_Try it_: Copy the records below in full, changing no character.

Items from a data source
BEGIN
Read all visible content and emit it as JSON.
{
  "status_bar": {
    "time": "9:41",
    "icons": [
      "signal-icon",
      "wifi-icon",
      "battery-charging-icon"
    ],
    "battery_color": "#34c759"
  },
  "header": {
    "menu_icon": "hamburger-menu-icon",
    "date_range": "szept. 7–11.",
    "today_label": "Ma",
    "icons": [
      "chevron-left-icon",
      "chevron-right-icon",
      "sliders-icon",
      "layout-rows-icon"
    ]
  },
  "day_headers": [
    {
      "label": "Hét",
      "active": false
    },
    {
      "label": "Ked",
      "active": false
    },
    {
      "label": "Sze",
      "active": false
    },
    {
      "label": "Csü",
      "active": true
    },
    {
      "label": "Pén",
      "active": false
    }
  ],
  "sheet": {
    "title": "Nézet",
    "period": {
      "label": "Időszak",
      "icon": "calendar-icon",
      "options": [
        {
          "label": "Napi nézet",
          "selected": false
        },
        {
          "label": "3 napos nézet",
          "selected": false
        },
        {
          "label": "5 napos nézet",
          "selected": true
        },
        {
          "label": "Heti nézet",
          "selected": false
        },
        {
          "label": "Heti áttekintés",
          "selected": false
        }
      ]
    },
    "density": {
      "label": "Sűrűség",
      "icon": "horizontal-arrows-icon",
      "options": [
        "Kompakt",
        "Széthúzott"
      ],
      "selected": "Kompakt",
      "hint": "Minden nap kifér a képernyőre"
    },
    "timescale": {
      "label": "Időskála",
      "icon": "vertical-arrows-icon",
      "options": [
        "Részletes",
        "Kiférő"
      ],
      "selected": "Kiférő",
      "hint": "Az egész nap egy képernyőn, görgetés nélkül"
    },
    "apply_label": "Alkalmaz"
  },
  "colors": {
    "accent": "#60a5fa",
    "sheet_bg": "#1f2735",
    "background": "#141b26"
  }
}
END
_Written response_:
Read all visible content and emit it as JSON.
{
  "status_bar": {
    "time": "9:41",
    "icons": [
      "signal-icon",
      "wifi-icon",
      "battery-charging-icon"
    ],
    "battery_color": "#34c759"
  },
  "header": {
    "menu_icon": "hamburger-menu-icon",
    "date_range": "szept. 7–11.",
    "today_label": "Ma",
    "icons": [
      "chevron-left-icon",
      "chevron-right-icon",
      "sliders-icon",
      "layout-rows-icon"
    ]
  },
  "day_headers": [
    {
      "label": "Hét",
      "active": false
    },
    {
      "label": "Ked",
      "active": false
    },
    {
      "label": "Sze",
      "active": false
    },
    {
      "label": "Csü",
      "active": true
    },
    {
      "label": "Pén",
      "active": false
    }
  ],
  "sheet": {
    "title": "Nézet",
    "period": {
      "label": "Időszak",
      "icon": "calendar-icon",
      "options": [
        {
          "label": "Napi nézet",
          "selected": false
        },
        {
          "label": "3 napos nézet",
          "selected": false
        },
        {
          "label": "5 napos nézet",
          "selected": true
        },
        {
          "label": "Heti nézet",
          "selected": false
        },
        {
          "label": "Heti áttekintés",
          "selected": false
        }
      ]
    },
    "density": {
      "label": "Sűrűség",
      "icon": "horizontal-arrows-icon",
      "options": [
        "Kompakt",
        "Széthúzott"
      ],
      "selected": "Kompakt",
      "hint": "Minden nap kifér a képernyőre"
    },
    "timescale": {
      "label": "Időskála",
      "icon": "vertical-arrows-icon",
      "options": [
        "Részletes",
        "Kiférő"
      ],
      "selected": "Kiférő",
      "hint": "Az egész nap egy képernyőn, görgetés nélkül"
    },
    "apply_label": "Alkalmaz"
  },
  "colors": {
    "accent": "#60a5fa",
    "sheet_bg": "#1f2735",
    "background": "#141b26"
  }
}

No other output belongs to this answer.